Michael Burgess, coroner Of The Queen's Household, said separate inquests for the couple would be opened on January 6.
British officials had said an inquest would be held after legal processes in France, where the Princess of Wales and Dodi died in a car crash in 1997, were completed.
On November 28, three photographers who took pictures of the couple at the scene of their crash in Paris were cleared of invading their privacy, completing the French process.
A two-year French investigation had previously concluded that the driver Henri Paul, who was also killed, was drunk and driving too fast.
Dodi Fayed's father, the Egyptian-born Harrods owner Mohamed al Fayed, has repeatedly claimed the crash was no accident, suggesting it was a murder conspiracy plotted by those who disapproved of Diana's relationship with his son.
He has repeatedly called for a public inquiry into the deaths -- but that was rejected by the British government.
This week, he began appealing against a previous decision by a senior Scottish judge, who ruled it would be inappropriate to open a public inquiry Scotland into an accident that took place in France.

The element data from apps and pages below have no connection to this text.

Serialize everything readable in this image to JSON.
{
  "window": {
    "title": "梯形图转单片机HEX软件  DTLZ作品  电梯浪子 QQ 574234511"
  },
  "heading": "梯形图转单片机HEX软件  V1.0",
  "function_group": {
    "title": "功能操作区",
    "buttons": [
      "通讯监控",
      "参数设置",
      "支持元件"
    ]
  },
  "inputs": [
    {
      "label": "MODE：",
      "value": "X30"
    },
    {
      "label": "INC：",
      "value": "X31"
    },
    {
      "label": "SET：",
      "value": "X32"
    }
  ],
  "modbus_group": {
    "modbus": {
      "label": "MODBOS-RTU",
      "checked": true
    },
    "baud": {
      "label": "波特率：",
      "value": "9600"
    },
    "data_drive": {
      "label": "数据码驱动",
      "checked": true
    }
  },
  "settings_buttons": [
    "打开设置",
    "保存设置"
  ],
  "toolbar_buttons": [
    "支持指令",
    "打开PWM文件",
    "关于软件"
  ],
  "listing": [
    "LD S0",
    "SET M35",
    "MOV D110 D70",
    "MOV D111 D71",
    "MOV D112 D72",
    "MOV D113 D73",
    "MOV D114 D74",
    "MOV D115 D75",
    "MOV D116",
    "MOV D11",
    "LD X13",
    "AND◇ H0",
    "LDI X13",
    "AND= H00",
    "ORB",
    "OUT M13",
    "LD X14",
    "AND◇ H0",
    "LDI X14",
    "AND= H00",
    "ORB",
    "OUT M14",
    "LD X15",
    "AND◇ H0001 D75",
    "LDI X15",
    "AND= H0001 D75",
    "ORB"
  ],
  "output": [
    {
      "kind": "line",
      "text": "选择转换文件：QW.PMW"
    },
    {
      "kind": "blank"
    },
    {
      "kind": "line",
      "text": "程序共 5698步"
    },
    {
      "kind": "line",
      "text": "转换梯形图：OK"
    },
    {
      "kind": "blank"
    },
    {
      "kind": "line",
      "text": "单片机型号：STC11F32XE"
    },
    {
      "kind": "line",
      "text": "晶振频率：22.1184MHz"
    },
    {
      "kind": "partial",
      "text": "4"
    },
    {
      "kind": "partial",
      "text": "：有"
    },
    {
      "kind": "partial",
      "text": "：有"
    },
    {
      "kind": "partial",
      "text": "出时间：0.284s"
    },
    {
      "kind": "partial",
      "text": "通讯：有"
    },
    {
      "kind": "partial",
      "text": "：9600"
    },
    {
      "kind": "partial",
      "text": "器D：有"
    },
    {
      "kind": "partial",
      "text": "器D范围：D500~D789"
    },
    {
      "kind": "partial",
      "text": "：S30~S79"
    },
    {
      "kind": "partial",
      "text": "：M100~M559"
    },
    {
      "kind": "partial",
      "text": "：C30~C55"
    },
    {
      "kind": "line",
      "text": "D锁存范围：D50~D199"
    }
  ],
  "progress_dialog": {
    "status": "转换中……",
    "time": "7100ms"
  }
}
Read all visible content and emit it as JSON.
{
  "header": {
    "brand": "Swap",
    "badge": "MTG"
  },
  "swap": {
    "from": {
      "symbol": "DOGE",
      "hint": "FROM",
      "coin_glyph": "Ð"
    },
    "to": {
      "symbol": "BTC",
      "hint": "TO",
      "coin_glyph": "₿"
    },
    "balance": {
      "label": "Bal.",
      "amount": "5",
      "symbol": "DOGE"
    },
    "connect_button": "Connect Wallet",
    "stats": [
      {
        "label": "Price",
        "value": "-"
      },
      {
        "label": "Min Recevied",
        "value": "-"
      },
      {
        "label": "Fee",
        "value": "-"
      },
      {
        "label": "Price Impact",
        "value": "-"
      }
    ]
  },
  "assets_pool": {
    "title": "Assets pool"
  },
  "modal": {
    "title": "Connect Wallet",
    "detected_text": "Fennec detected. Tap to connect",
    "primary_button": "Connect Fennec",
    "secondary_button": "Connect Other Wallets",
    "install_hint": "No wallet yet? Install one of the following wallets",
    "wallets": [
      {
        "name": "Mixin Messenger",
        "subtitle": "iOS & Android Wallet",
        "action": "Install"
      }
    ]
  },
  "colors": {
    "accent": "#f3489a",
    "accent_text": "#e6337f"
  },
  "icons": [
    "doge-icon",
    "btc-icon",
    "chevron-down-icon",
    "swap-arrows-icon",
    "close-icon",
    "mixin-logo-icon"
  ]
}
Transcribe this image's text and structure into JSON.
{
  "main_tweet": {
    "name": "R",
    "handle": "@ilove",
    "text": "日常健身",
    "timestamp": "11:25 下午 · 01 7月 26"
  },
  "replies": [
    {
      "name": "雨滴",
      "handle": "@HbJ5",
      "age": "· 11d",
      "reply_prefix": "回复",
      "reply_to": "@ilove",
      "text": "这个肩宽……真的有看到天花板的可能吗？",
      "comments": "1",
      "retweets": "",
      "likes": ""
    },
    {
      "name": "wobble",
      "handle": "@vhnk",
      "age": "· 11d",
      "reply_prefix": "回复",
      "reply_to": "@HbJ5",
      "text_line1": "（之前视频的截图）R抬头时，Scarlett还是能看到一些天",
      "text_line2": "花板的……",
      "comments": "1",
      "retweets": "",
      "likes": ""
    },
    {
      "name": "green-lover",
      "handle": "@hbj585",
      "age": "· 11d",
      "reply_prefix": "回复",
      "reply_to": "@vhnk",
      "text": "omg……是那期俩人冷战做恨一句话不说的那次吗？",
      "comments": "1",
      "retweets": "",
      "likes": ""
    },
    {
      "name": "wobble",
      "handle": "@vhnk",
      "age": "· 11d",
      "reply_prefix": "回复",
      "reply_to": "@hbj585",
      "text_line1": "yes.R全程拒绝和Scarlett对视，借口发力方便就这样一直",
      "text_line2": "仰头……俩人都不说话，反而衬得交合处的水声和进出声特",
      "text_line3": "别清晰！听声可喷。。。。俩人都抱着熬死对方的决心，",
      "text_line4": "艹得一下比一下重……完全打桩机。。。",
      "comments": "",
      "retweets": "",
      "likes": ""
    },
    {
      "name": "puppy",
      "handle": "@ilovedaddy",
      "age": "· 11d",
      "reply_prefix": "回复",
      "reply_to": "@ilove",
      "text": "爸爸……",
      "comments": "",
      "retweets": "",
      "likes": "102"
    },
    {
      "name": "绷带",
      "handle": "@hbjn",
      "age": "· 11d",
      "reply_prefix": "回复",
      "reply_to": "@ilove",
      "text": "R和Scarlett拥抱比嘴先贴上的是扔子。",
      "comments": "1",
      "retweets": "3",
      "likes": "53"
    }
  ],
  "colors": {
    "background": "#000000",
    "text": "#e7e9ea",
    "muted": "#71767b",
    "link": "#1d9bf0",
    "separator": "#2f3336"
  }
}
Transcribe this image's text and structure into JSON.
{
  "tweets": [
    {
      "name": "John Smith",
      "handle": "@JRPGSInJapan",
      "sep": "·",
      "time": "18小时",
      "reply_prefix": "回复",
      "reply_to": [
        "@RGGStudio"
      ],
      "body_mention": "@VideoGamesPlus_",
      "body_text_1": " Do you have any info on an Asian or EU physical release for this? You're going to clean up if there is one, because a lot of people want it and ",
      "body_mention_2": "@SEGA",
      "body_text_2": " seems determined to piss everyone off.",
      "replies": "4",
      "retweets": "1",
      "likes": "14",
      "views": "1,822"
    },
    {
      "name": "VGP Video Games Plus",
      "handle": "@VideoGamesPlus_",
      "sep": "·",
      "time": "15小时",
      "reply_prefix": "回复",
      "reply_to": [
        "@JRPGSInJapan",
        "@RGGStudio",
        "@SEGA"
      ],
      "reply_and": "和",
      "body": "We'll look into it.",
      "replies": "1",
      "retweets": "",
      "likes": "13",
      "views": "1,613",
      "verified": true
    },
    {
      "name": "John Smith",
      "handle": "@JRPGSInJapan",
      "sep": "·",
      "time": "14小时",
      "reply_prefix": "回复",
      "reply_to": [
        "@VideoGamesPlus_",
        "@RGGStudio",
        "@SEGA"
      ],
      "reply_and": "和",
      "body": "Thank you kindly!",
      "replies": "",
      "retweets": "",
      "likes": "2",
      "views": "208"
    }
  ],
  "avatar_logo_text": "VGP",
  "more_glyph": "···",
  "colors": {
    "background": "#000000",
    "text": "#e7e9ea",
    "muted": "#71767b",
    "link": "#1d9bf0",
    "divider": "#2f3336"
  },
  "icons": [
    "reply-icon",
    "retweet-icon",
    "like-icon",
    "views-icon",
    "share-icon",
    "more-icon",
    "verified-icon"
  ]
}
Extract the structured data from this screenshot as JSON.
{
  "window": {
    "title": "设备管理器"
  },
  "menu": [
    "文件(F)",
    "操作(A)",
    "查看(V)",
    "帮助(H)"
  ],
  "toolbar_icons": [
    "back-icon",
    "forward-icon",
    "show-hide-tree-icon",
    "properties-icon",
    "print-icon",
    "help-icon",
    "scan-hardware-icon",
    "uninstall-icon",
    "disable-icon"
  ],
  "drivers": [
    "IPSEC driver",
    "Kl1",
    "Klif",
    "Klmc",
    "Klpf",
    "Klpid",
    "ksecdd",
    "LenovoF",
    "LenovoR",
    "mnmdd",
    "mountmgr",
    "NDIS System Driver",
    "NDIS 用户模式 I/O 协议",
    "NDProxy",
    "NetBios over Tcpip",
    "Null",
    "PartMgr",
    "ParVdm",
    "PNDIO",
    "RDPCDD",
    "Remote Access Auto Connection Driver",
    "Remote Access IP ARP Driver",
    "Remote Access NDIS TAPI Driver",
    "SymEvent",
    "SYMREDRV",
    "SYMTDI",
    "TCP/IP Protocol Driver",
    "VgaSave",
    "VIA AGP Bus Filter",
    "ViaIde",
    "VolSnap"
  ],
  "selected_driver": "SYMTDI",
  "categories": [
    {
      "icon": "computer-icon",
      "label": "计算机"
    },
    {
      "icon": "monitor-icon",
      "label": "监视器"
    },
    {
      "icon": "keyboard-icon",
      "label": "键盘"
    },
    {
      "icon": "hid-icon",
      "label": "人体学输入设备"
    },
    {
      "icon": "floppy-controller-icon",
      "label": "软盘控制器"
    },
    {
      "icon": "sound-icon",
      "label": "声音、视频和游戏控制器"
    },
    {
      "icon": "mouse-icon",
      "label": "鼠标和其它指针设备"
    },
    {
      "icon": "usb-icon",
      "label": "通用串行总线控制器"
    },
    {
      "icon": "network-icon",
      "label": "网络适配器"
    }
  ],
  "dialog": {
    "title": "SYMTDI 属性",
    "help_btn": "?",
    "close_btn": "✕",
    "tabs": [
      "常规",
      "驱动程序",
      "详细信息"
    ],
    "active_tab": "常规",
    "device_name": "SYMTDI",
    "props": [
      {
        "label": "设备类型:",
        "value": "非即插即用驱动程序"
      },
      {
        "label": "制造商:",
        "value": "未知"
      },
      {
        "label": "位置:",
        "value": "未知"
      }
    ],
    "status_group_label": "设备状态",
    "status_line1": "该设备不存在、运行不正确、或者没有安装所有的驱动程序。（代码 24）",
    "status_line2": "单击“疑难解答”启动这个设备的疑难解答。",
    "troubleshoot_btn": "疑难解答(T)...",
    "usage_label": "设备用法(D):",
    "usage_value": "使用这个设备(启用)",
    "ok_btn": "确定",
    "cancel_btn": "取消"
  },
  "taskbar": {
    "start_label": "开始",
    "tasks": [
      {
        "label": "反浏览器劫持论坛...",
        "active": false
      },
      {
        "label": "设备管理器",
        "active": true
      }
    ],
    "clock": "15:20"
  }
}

Fayed owns a castle in Scotland. (Full story)
On news of the announcement on Thursday, a spokesman for the office of Diana's former husband Prince Charles said: "It's entirely a matter for the coroner.
"We always understood the law required an inquest at some point," he told The Associated Press on condition of anonymity, declining to comment further.
The Home Office said such an inquest was required when "an unnatural or violent death occurs abroad," and the body is brought into England or Wales.